→ Assignment: In the entries that follow, how many lines contain "AVEUGLE"? Please reply with only the number.

Items listed in a dataset
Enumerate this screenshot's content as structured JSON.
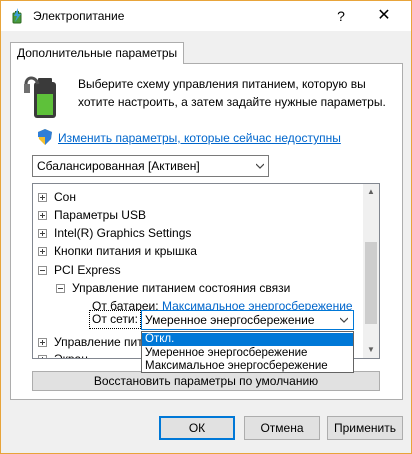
{
  "window": {
    "title": "Электропитание",
    "help_glyph": "?",
    "close_glyph": "✕",
    "icon": "power-options-icon"
  },
  "tab": {
    "label": "Дополнительные параметры"
  },
  "intro": {
    "icon": "battery-power-icon",
    "text": "Выберите схему управления питанием, которую вы хотите настроить, а затем задайте нужные параметры."
  },
  "change_link": {
    "icon": "uac-shield-icon",
    "text": "Изменить параметры, которые сейчас недоступны"
  },
  "scheme_select": {
    "value": "Сбалансированная [Активен]"
  },
  "tree": {
    "items": [
      {
        "label": "Сон",
        "state": "collapsed"
      },
      {
        "label": "Параметры USB",
        "state": "collapsed"
      },
      {
        "label": "Intel(R) Graphics Settings",
        "state": "collapsed"
      },
      {
        "label": "Кнопки питания и крышка",
        "state": "collapsed"
      },
      {
        "label": "PCI Express",
        "state": "expanded"
      },
      {
        "label": "Управление питанием состояния связи",
        "state": "expanded"
      },
      {
        "label": "От батареи:",
        "value": "Максимальное энергосбережение"
      },
      {
        "label": "От сети:",
        "value": "Умеренное энергосбережение"
      },
      {
        "label": "Управление пита",
        "state": "collapsed"
      },
      {
        "label": "Экран",
        "state": "collapsed"
      }
    ]
  },
  "dropdown": {
    "options": [
      "Откл.",
      "Умеренное энергосбережение",
      "Максимальное энергосбережение"
    ],
    "highlighted": "Откл."
  },
  "buttons": {
    "restore": "Восстановить параметры по умолчанию",
    "ok": "ОК",
    "cancel": "Отмена",
    "apply": "Применить"
  },
  "colors": {
    "accent": "#0078d7",
    "link": "#0066cc",
    "border_accent": "#e8a43a"
  }
}
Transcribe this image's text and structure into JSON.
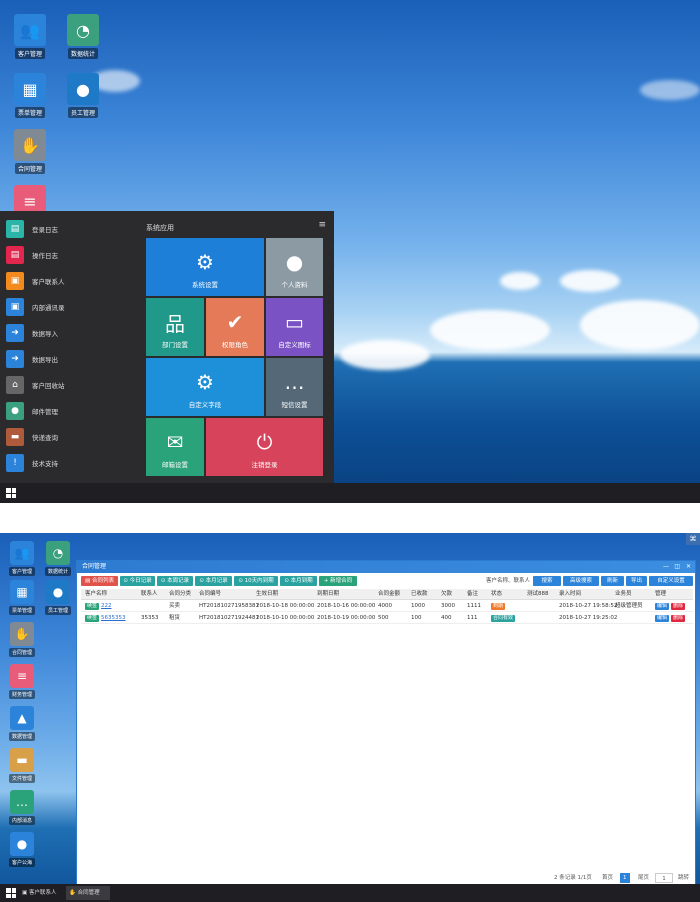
{
  "desktop_top": {
    "icons": [
      {
        "label": "客户管理",
        "color": "#2b83da",
        "glyph": "👥",
        "icon": "users-icon"
      },
      {
        "label": "数据统计",
        "color": "#3aa07e",
        "glyph": "◔",
        "icon": "pie-chart-icon"
      },
      {
        "label": "票单管理",
        "color": "#2b83da",
        "glyph": "▦",
        "icon": "calculator-icon"
      },
      {
        "label": "员工管理",
        "color": "#1e7ac6",
        "glyph": "●",
        "icon": "user-icon"
      },
      {
        "label": "合同管理",
        "color": "#7f8a95",
        "glyph": "✋",
        "icon": "handshake-icon"
      },
      {
        "label": "",
        "color": "#e85c7a",
        "glyph": "≡",
        "icon": "database-icon"
      }
    ]
  },
  "start_menu": {
    "section_title": "系统应用",
    "menu_glyph": "≡",
    "items": [
      {
        "label": "登录日志",
        "color": "#2bb5a8",
        "glyph": "▤",
        "icon": "log-icon"
      },
      {
        "label": "操作日志",
        "color": "#e2264d",
        "glyph": "▤",
        "icon": "doc-icon"
      },
      {
        "label": "客户联系人",
        "color": "#f28a1d",
        "glyph": "▣",
        "icon": "contact-card-icon"
      },
      {
        "label": "内部通讯录",
        "color": "#2b83da",
        "glyph": "▣",
        "icon": "address-book-icon"
      },
      {
        "label": "数据导入",
        "color": "#2b83da",
        "glyph": "➜",
        "icon": "import-icon"
      },
      {
        "label": "数据导出",
        "color": "#2b83da",
        "glyph": "➜",
        "icon": "export-icon"
      },
      {
        "label": "客户回收站",
        "color": "#666",
        "glyph": "⌂",
        "icon": "bank-icon"
      },
      {
        "label": "邮件管理",
        "color": "#3aa07e",
        "glyph": "●",
        "icon": "person-icon"
      },
      {
        "label": "快递查询",
        "color": "#b05a3c",
        "glyph": "▬",
        "icon": "truck-icon"
      },
      {
        "label": "技术支持",
        "color": "#2b83da",
        "glyph": "!",
        "icon": "info-icon"
      }
    ],
    "tiles": [
      {
        "label": "系统设置",
        "color": "#1e7fd9",
        "glyph": "⚙",
        "icon": "gear-icon"
      },
      {
        "label": "个人资料",
        "color": "#8b9aa3",
        "glyph": "●",
        "icon": "avatar-icon"
      },
      {
        "label": "部门设置",
        "color": "#21998a",
        "glyph": "品",
        "icon": "org-chart-icon"
      },
      {
        "label": "权限角色",
        "color": "#e47a57",
        "glyph": "✔",
        "icon": "check-icon"
      },
      {
        "label": "自定义图标",
        "color": "#7b52c4",
        "glyph": "▭",
        "icon": "monitor-icon"
      },
      {
        "label": "自定义字段",
        "color": "#1e90d9",
        "glyph": "⚙",
        "icon": "gears-icon"
      },
      {
        "label": "短信设置",
        "color": "#546878",
        "glyph": "…",
        "icon": "chat-icon"
      },
      {
        "label": "邮箱设置",
        "color": "#2aa27a",
        "glyph": "✉",
        "icon": "mail-icon"
      },
      {
        "label": "注销登录",
        "color": "#d6435a",
        "glyph": "⏻",
        "icon": "power-icon"
      }
    ]
  },
  "desktop_bottom": {
    "icons": [
      {
        "label": "客户管理",
        "color": "#2b83da",
        "glyph": "👥",
        "icon": "users-icon"
      },
      {
        "label": "数据统计",
        "color": "#3aa07e",
        "glyph": "◔",
        "icon": "pie-chart-icon"
      },
      {
        "label": "票单管理",
        "color": "#2b83da",
        "glyph": "▦",
        "icon": "calculator-icon"
      },
      {
        "label": "员工管理",
        "color": "#1e7ac6",
        "glyph": "●",
        "icon": "user-icon"
      },
      {
        "label": "合同管理",
        "color": "#7f8a95",
        "glyph": "✋",
        "icon": "handshake-icon"
      },
      {
        "label": "财务管理",
        "color": "#e85c7a",
        "glyph": "≡",
        "icon": "database-icon"
      },
      {
        "label": "数据管理",
        "color": "#2b83da",
        "glyph": "▲",
        "icon": "warning-icon"
      },
      {
        "label": "文件管理",
        "color": "#d9a04a",
        "glyph": "▬",
        "icon": "folder-icon"
      },
      {
        "label": "内部消息",
        "color": "#2aa27a",
        "glyph": "…",
        "icon": "message-icon"
      },
      {
        "label": "客户公海",
        "color": "#2b83da",
        "glyph": "●",
        "icon": "person-icon"
      }
    ],
    "taskbar_items": [
      "客户联系人",
      "合同管理"
    ]
  },
  "contract_window": {
    "title": "合同管理",
    "toolbar": [
      "合同列表",
      "今日记录",
      "本周记录",
      "本月记录",
      "10天内到期",
      "本月到期",
      "新增合同"
    ],
    "search_placeholder": "客户名称、联系人",
    "right_buttons": [
      "搜索",
      "高级搜索",
      "刷新",
      "导出",
      "自定义设置"
    ],
    "columns": [
      "客户名称",
      "联系人",
      "合同分类",
      "合同编号",
      "生效日期",
      "到期日期",
      "合同金额",
      "已收款",
      "欠款",
      "备注",
      "状态",
      "测试888",
      "录入时间",
      "业务员",
      "管理"
    ],
    "rows": [
      {
        "tag": "续签",
        "name": "222",
        "contact": "",
        "category": "买卖",
        "number": "HT20181027195838​1",
        "start": "2018-10-18 00:00:00",
        "end": "2018-10-16 00:00:00",
        "amount": "4000",
        "received": "1000",
        "owed": "3000",
        "note": "1111",
        "status": "到期",
        "test": "",
        "created": "2018-10-27 19:58:52",
        "staff": "超级管理员"
      },
      {
        "tag": "续签",
        "name": "5635353",
        "contact": "35353",
        "category": "租赁",
        "number": "HT20181027192448​1",
        "start": "2018-10-10 00:00:00",
        "end": "2018-10-19 00:00:00",
        "amount": "500",
        "received": "100",
        "owed": "400",
        "note": "111",
        "status": "合同有效",
        "test": "",
        "created": "2018-10-27 19:25:02",
        "staff": ""
      }
    ],
    "edit_label": "编辑",
    "delete_label": "删除",
    "pagination": {
      "summary": "2 条记录 1/1页",
      "first": "首页",
      "current": "1",
      "last": "尾页",
      "page_input": "1",
      "jump": "跳转"
    }
  }
}
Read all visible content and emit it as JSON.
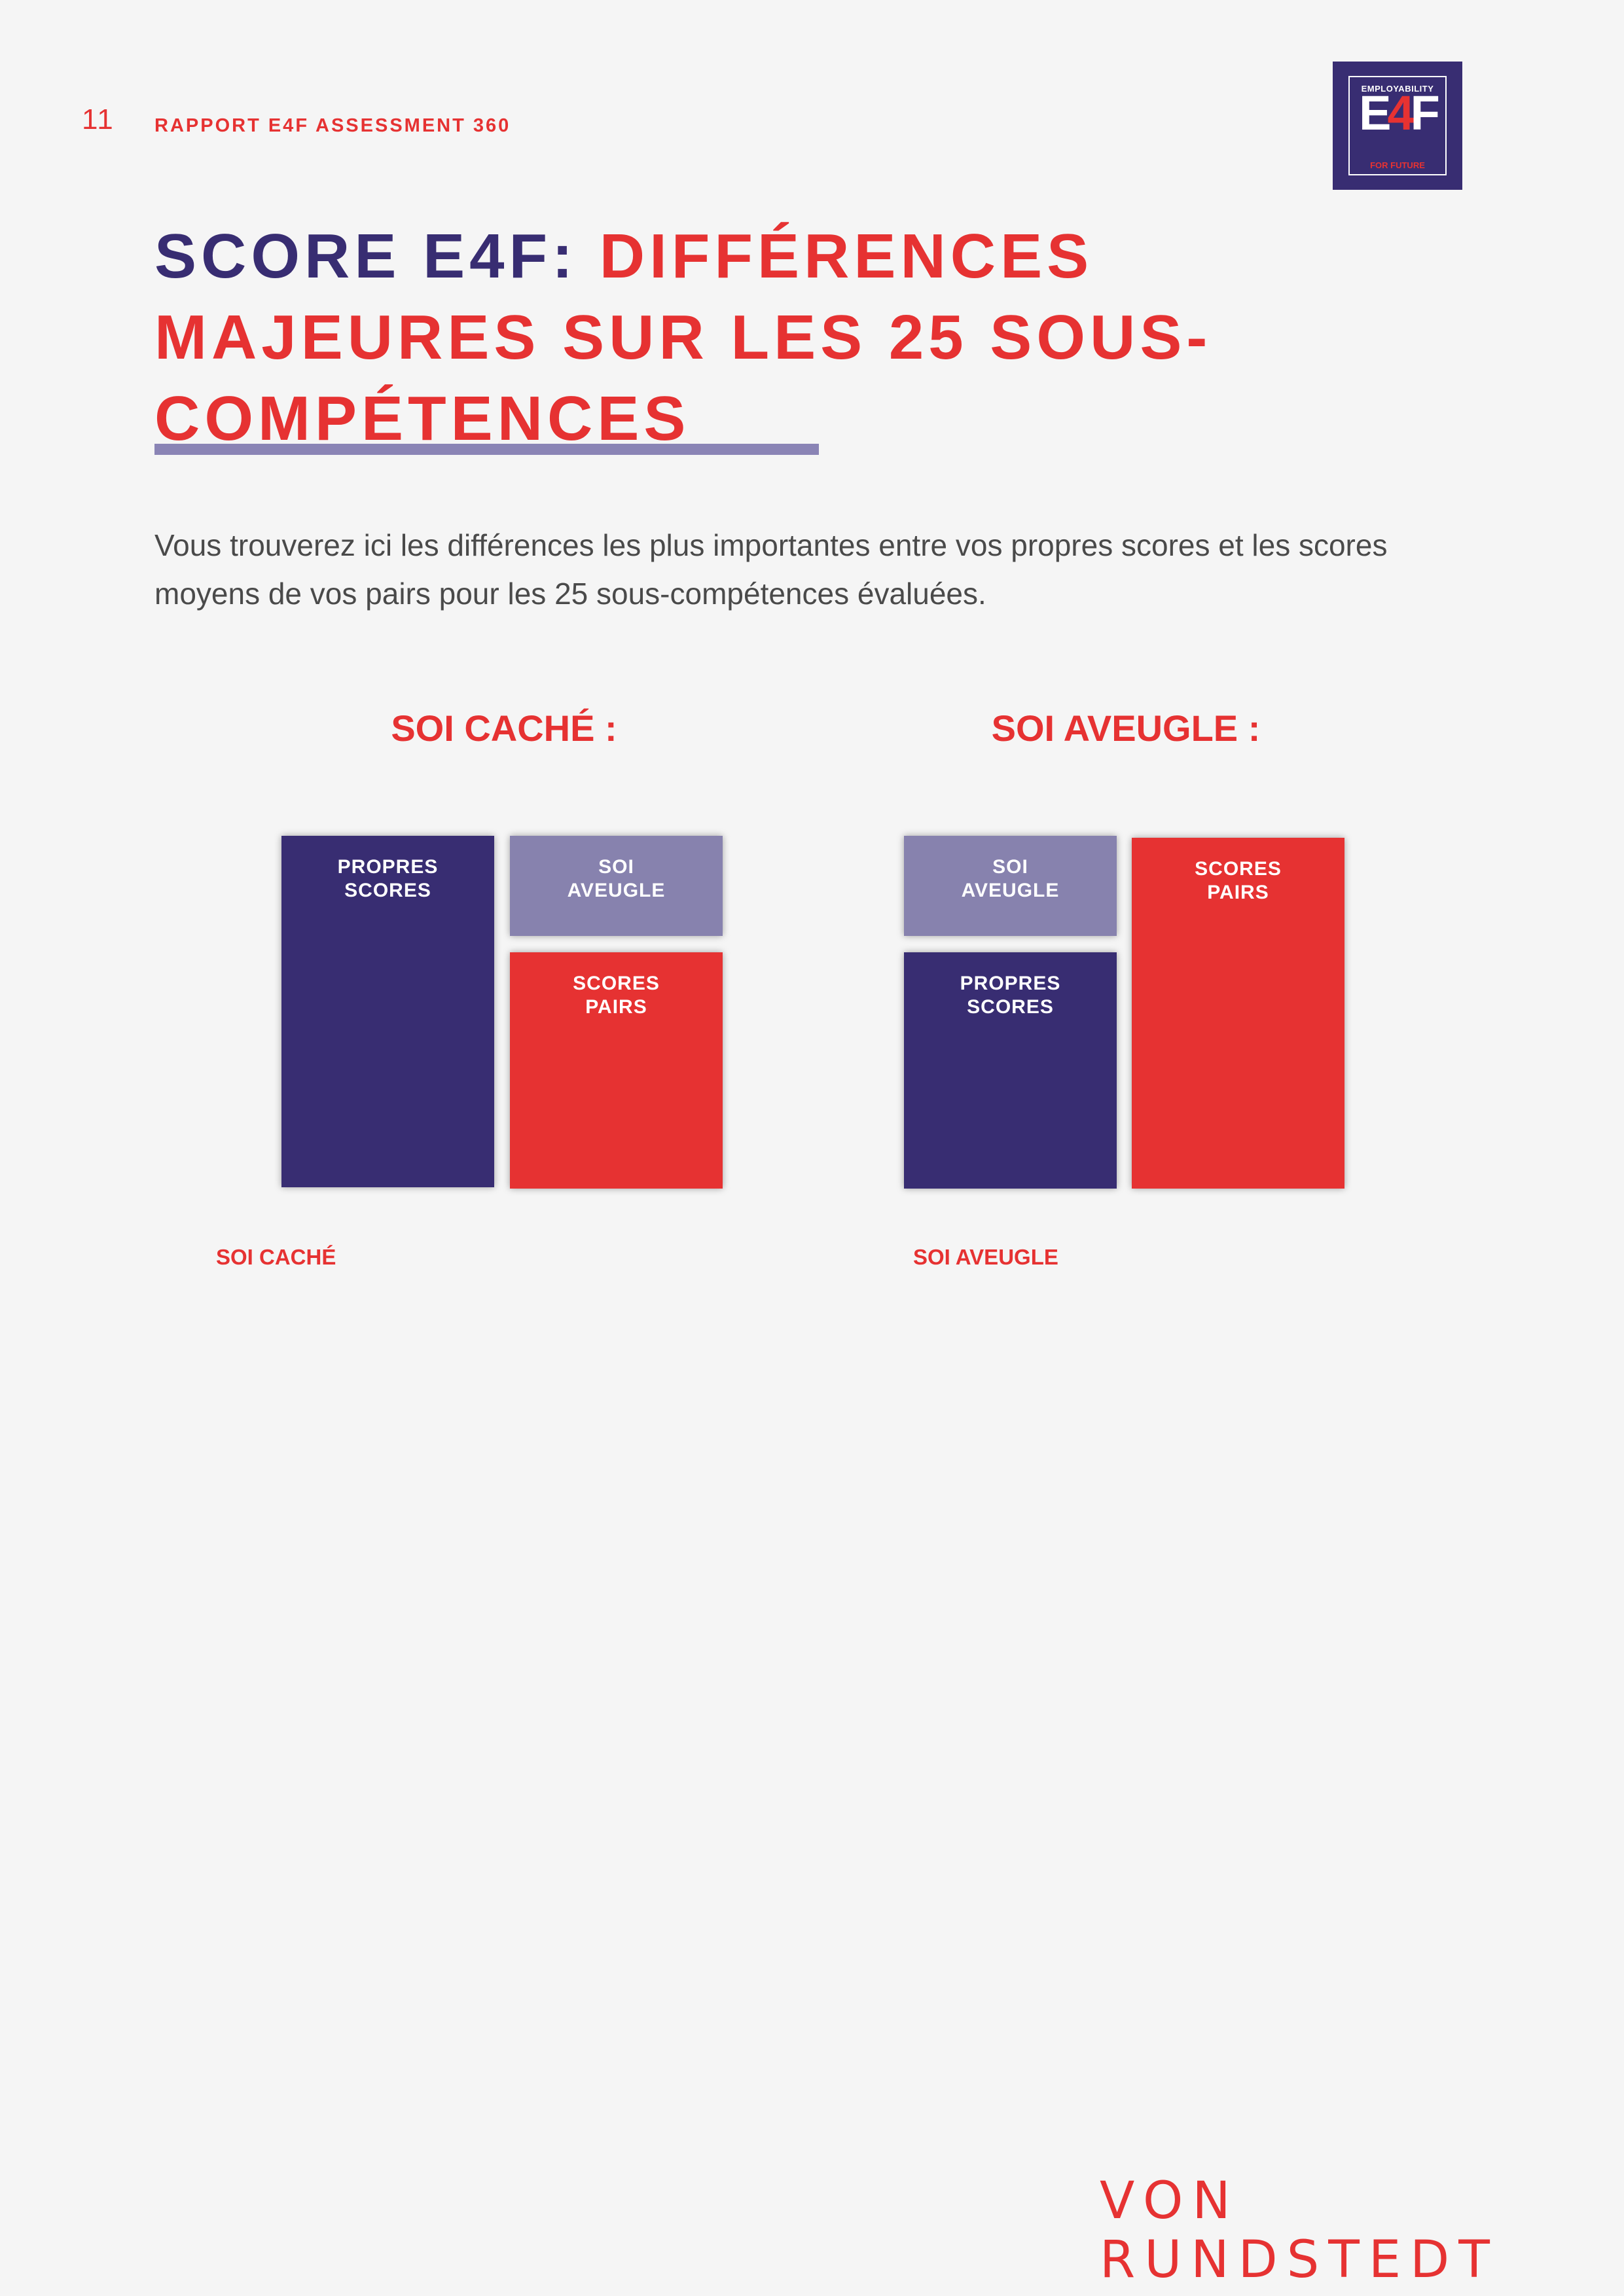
{
  "header": {
    "page_number": "11",
    "report_title": "RAPPORT E4F ASSESSMENT 360"
  },
  "logo": {
    "top_text": "EMPLOYABILITY",
    "mark_e": "E",
    "mark_4": "4",
    "mark_f": "F",
    "bottom_text": "FOR FUTURE"
  },
  "headline": {
    "lead": "SCORE E4F:",
    "rest": "DIFFÉRENCES MAJEURES SUR LES 25 SOUS-COMPÉTENCES"
  },
  "intro": "Vous trouverez ici les différences les plus importantes entre vos propres scores et les scores moyens de vos pairs pour les 25 sous-compétences évaluées.",
  "sections": {
    "hidden_self": {
      "title": "SOI CACHÉ :",
      "caption": "SOI CACHÉ",
      "blocks": {
        "own_scores": [
          "PROPRES",
          "SCORES"
        ],
        "blind_self": [
          "SOI",
          "AVEUGLE"
        ],
        "peer_scores": [
          "SCORES",
          "PAIRS"
        ]
      }
    },
    "blind_self": {
      "title": "SOI AVEUGLE :",
      "caption": "SOI AVEUGLE",
      "blocks": {
        "blind_self": [
          "SOI",
          "AVEUGLE"
        ],
        "own_scores": [
          "PROPRES",
          "SCORES"
        ],
        "peer_scores": [
          "SCORES",
          "PAIRS"
        ]
      }
    }
  },
  "footer": {
    "brand": "VON RUNDSTEDT"
  },
  "colors": {
    "navy": "#382d72",
    "red": "#e63232",
    "lilac": "#8782ae",
    "rule": "#8a84b5",
    "background": "#f5f5f5"
  }
}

→ The answer: 4